© Harvard University
While many countries have really expanded financial inclusion, accessing finance in formal sector institutions remains an overall challenge for some populations. So laying the pipes is not the full solution. The more ‘cash’ put into the pipes (financial system), the leakier (friction) the system. Some fixing and adjusting in financial inclusion policies are needed for the ‘cash’ to appropriately reach the underserved.
To start with, most bank financing is still given to well-established clients. Most traditional financial institutions such as commercial banks like to assert that SMEs and underserved markets are a high priority. The reality is otherwise. Smaller enterprises, youth and women continue to face major challenges in getting a bank account. They tend to have less collateral, weaker management, and are more vulnerable to information asymmetry (lack of access to information), reducing their chances of getting credit.
Friction in financial mediation is often tense and this obstacle must be overcome. For example, the use of systematic collateral by financial institutions (and lack of guarantees to reduce such use of collateral) has unintended consequences, some of them defeating the purpose of the collateral policy itself (as it forces clients to build up unnecessary amount of assets so that these liquid assets can be collateralized). Information asymmetries are also a major impediment.

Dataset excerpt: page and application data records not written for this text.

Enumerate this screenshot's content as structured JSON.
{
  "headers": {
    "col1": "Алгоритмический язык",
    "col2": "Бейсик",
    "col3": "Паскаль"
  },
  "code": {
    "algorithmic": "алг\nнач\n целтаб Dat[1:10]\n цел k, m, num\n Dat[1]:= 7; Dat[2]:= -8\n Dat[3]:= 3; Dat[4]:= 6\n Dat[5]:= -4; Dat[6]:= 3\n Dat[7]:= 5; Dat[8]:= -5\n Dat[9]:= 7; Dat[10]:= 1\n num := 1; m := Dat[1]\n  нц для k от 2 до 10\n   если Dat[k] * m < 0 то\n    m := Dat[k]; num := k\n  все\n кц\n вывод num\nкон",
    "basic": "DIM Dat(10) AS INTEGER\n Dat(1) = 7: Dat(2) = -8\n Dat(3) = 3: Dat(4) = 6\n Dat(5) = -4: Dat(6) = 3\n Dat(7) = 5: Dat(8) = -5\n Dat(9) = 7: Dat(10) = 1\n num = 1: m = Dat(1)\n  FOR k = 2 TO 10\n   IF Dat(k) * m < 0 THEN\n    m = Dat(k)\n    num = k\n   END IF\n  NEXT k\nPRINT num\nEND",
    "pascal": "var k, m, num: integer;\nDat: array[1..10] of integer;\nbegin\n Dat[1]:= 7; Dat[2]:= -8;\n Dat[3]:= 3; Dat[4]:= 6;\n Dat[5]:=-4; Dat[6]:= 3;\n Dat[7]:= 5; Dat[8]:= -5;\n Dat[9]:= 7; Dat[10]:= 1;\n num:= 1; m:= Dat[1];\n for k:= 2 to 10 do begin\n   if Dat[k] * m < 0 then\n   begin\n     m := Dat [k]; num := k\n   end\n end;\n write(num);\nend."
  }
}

Typically, low income individuals or small businesses do not have satisfactory information that prospective lenders, such as commercial banks, can use to make financing decisions. As a result, better screening and monitoring solutions are needed.
Playing field leveler

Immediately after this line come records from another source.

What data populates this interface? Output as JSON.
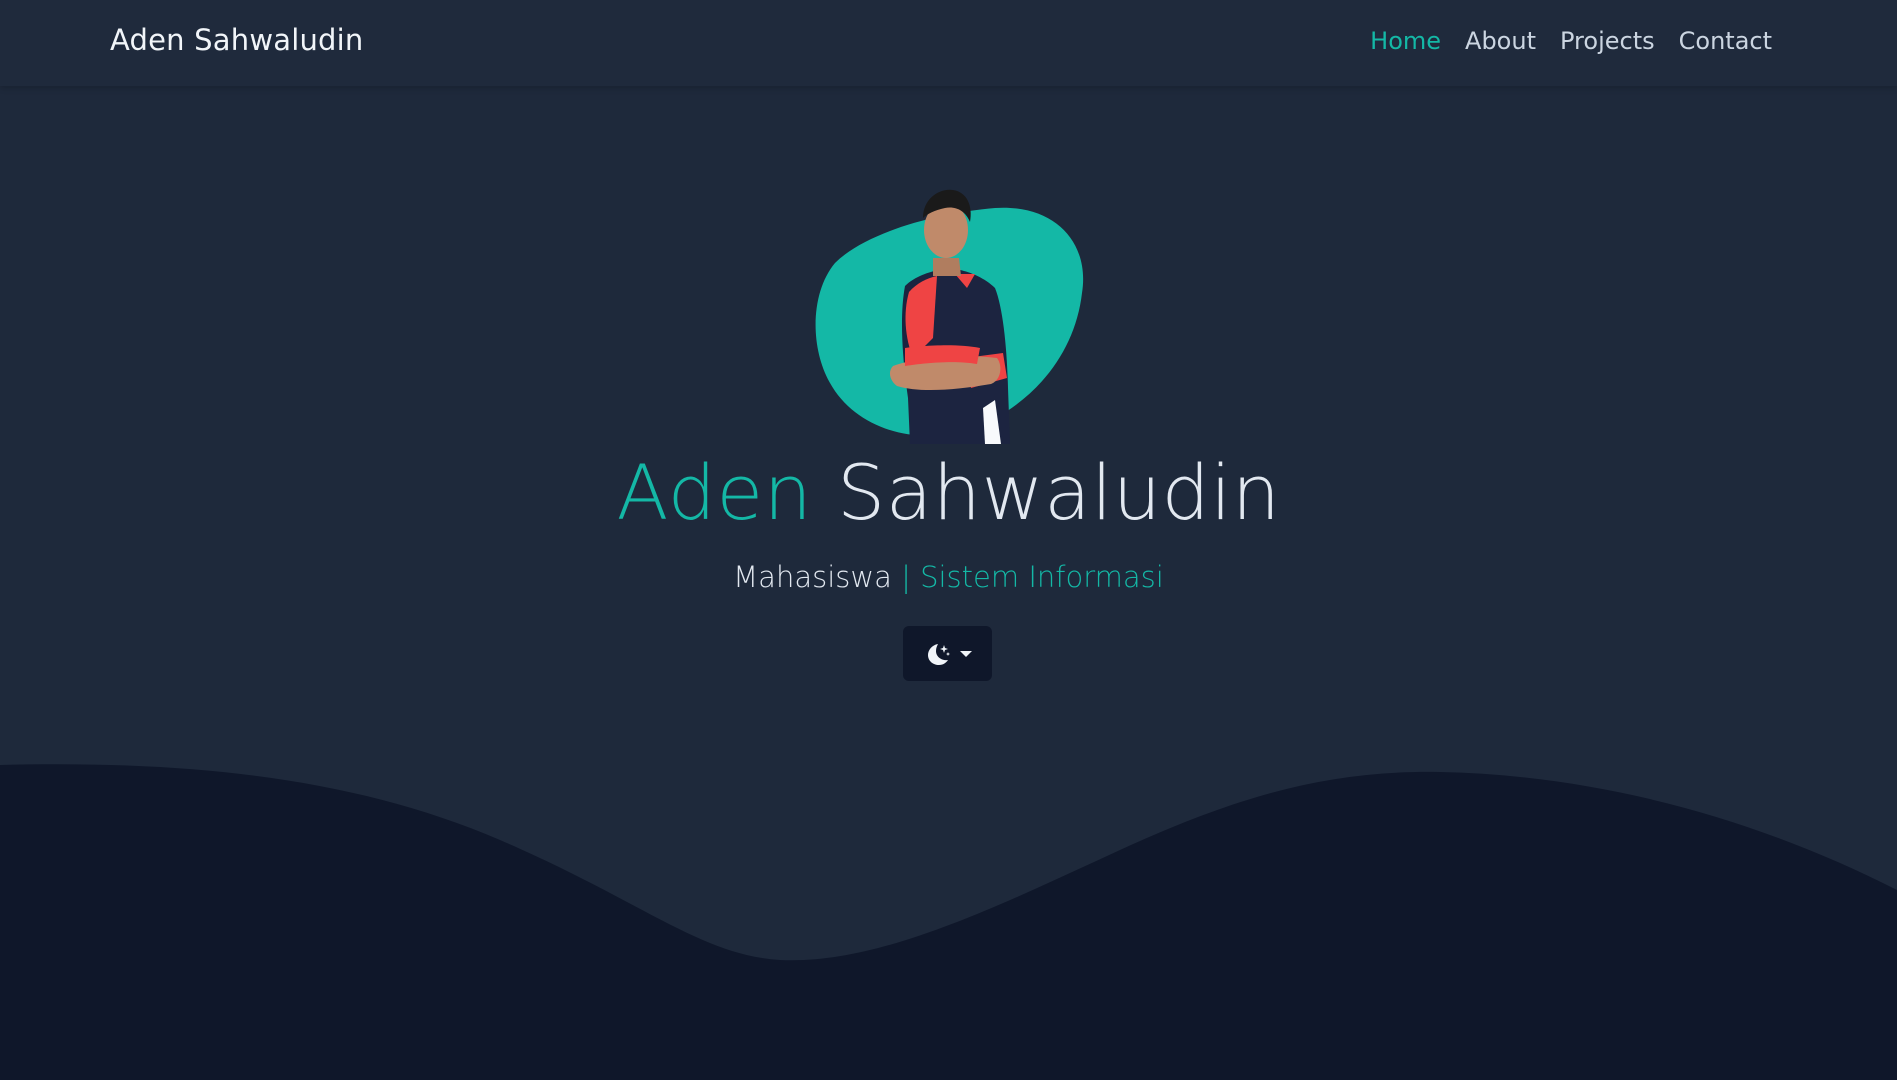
{
  "nav": {
    "brand": "Aden Sahwaludin",
    "links": [
      {
        "label": "Home",
        "active": true
      },
      {
        "label": "About",
        "active": false
      },
      {
        "label": "Projects",
        "active": false
      },
      {
        "label": "Contact",
        "active": false
      }
    ]
  },
  "hero": {
    "first_name": "Aden",
    "last_name": "Sahwaludin",
    "subtitle_role": "Mahasiswa",
    "subtitle_separator": "|",
    "subtitle_major": "Sistem Informasi",
    "theme_toggle": {
      "icon": "moon-stars-icon",
      "dropdown_icon": "caret-down-icon"
    }
  },
  "colors": {
    "accent": "#14b8a6",
    "background": "#1e293b",
    "navbar": "#1f2a3c",
    "wave": "#0f172a",
    "text": "#e2e8f0"
  }
}
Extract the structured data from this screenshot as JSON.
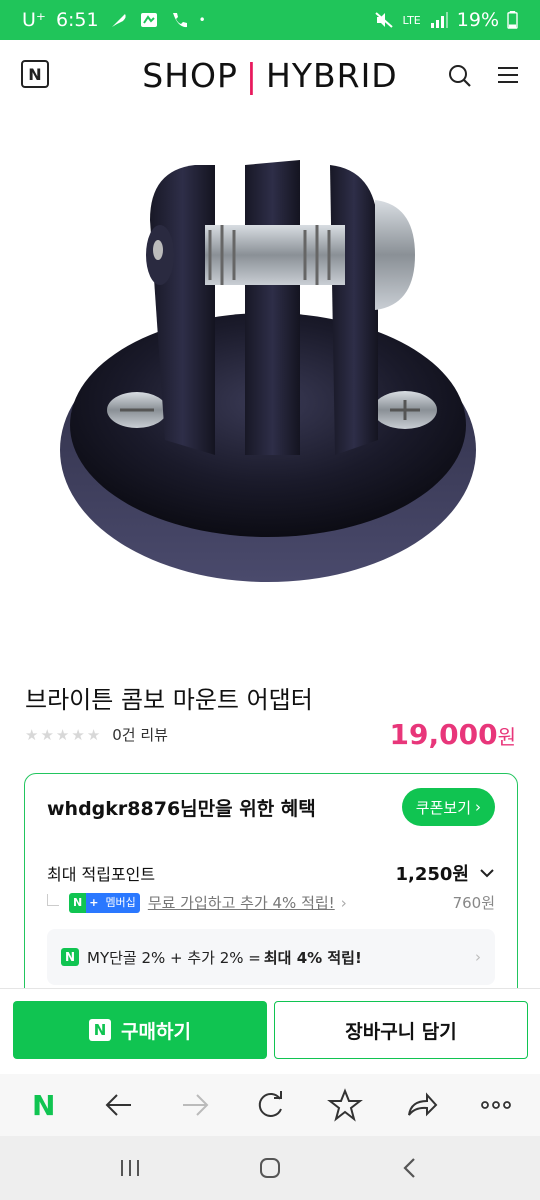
{
  "status_bar": {
    "carrier": "U⁺",
    "time": "6:51",
    "network": "LTE",
    "battery": "19%"
  },
  "header": {
    "brand_left": "SHOP",
    "brand_sep": "|",
    "brand_right": "HYBRID",
    "logo_letter": "N"
  },
  "product": {
    "title": "브라이튼 콤보 마운트 어댑터",
    "rating_stars": 0,
    "review_text": "0건 리뷰",
    "price": "19,000",
    "price_unit": "원"
  },
  "benefit": {
    "title": "whdgkr8876님만을 위한 혜택",
    "coupon_label": "쿠폰보기",
    "points_label": "최대 적립포인트",
    "points_value": "1,250원",
    "member_badge_n": "N",
    "member_badge_plus": "+",
    "member_badge_text": "멤버십",
    "member_link": "무료 가입하고 추가 4% 적립!",
    "member_value": "760원",
    "mydan_n": "N",
    "mydan_prefix": "MY단골 2% + 추가 2% =",
    "mydan_bold": "최대 4% 적립!"
  },
  "actions": {
    "buy_n": "N",
    "buy_label": "구매하기",
    "cart_label": "장바구니 담기"
  },
  "browser_bar": {
    "home_label": "N"
  },
  "colors": {
    "accent_green": "#10c451",
    "price_pink": "#e8367a",
    "status_green": "#20c55a"
  }
}
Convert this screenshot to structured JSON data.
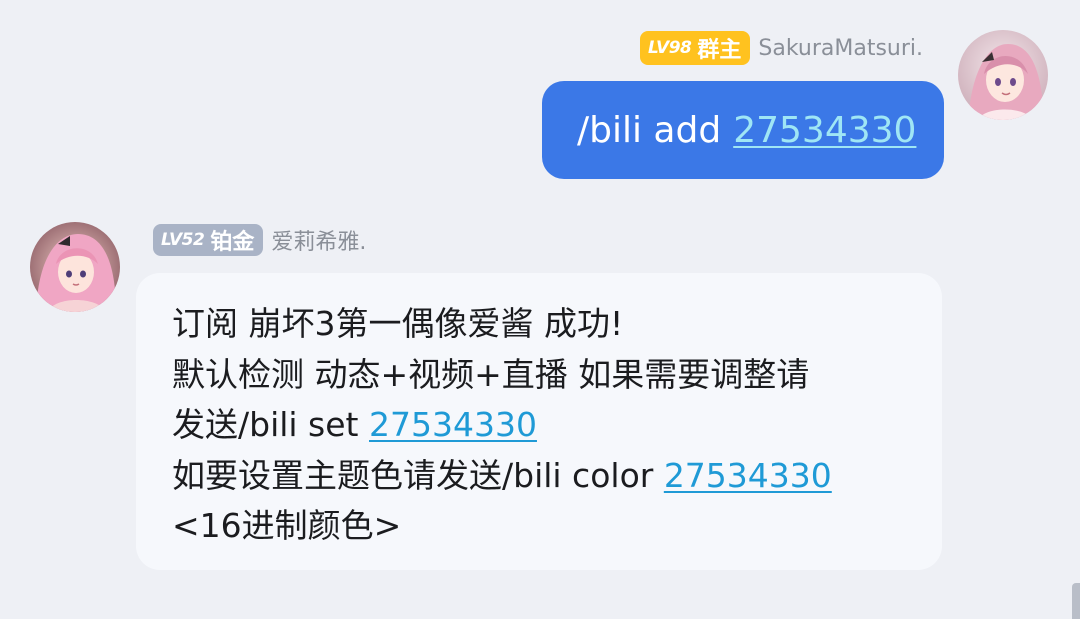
{
  "outgoing": {
    "badge": {
      "level": "LV98",
      "role": "群主"
    },
    "sender": "SakuraMatsuri.",
    "message": {
      "prefix": "/bili add",
      "link": "27534330"
    }
  },
  "incoming": {
    "badge": {
      "level": "LV52",
      "role": "铂金"
    },
    "sender": "爱莉希雅.",
    "lines": {
      "line1": "订阅 崩坏3第一偶像爱酱 成功!",
      "line2": "默认检测 动态+视频+直播 如果需要调整请",
      "line3_prefix": "发送/bili set ",
      "line3_link": "27534330",
      "line4_prefix": "如要设置主题色请发送/bili color ",
      "line4_link": "27534330",
      "line5": "<16进制颜色>"
    }
  },
  "colors": {
    "background": "#eef0f5",
    "outgoing_bubble": "#3b78e7",
    "incoming_bubble": "#f6f8fc",
    "owner_badge": "#ffc21f",
    "member_badge": "#a9b3c6",
    "link_in": "#1f9ad6",
    "link_out": "#9fe6f5"
  },
  "icons": {
    "avatar_right": "anime-girl-avatar",
    "avatar_left": "anime-girl-avatar"
  }
}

There are innovations in this space. For instance, the Entrepreneurial Finance Lab (EFL Global), incubated at Harvard University, offers an innovative approach for credit scoring. Alternative finance mechanisms can also be of great help. Peer-to-peer lending takes a “crowdsourcing” approach to identifying responsible borrowers. This model has been rapidly growing in recent years, used by Prosper, Zopa, Kiva, Myc4, Lending Club, Pertuity Direct, and Fynanz. Prosper has funded USD400 million in loans and has 1.6 million members.
Toward the end of the seminar, HBS Professor Mihir Desai delivered a fascinating lecture and perhaps asked one of the most probing questions of all during the week: Can we reconcile finance with society? It will not be easy. The finance industry has a terrible image as deceitful financiers. Once placed on a pedestal, they are now blamed for shallow wealth accumulation, outsized egos, insatiable appetites who are addicted to risky practices.
But finance isn’t inherently bad, Desai said. There are “tales of heart and hard work,” he said, and finance practitioners who hold firmly to core values of humility and social progress. Alexandra Bergson, the heroine of O Pioneers!, a novel by Willa Cather, shows us the way forward, Desai said. Bergson, a first-generation immigrant from Sweden who lived on the Nebraska plains, was a skilled risk taker who knew how to use leverage to positively change the lives of the people around her.
And Desai seemed willing to make the ultimate point. The greatest accomplishment is not wealth, or status.
The greatest ambition of all will be for finance to generate sustainable and long-term economic and social returns for all. The current efforts by the industry and the policy community to restructure finance will be crucial to building a more inclusive economy.
I would like to conclude by thanking the faculty staff of Harvard Kennedy School for a wonderful learning experience. Thanks also to my lovely fellow-students for the great exchanges on how to change the world of financial services and inclusion.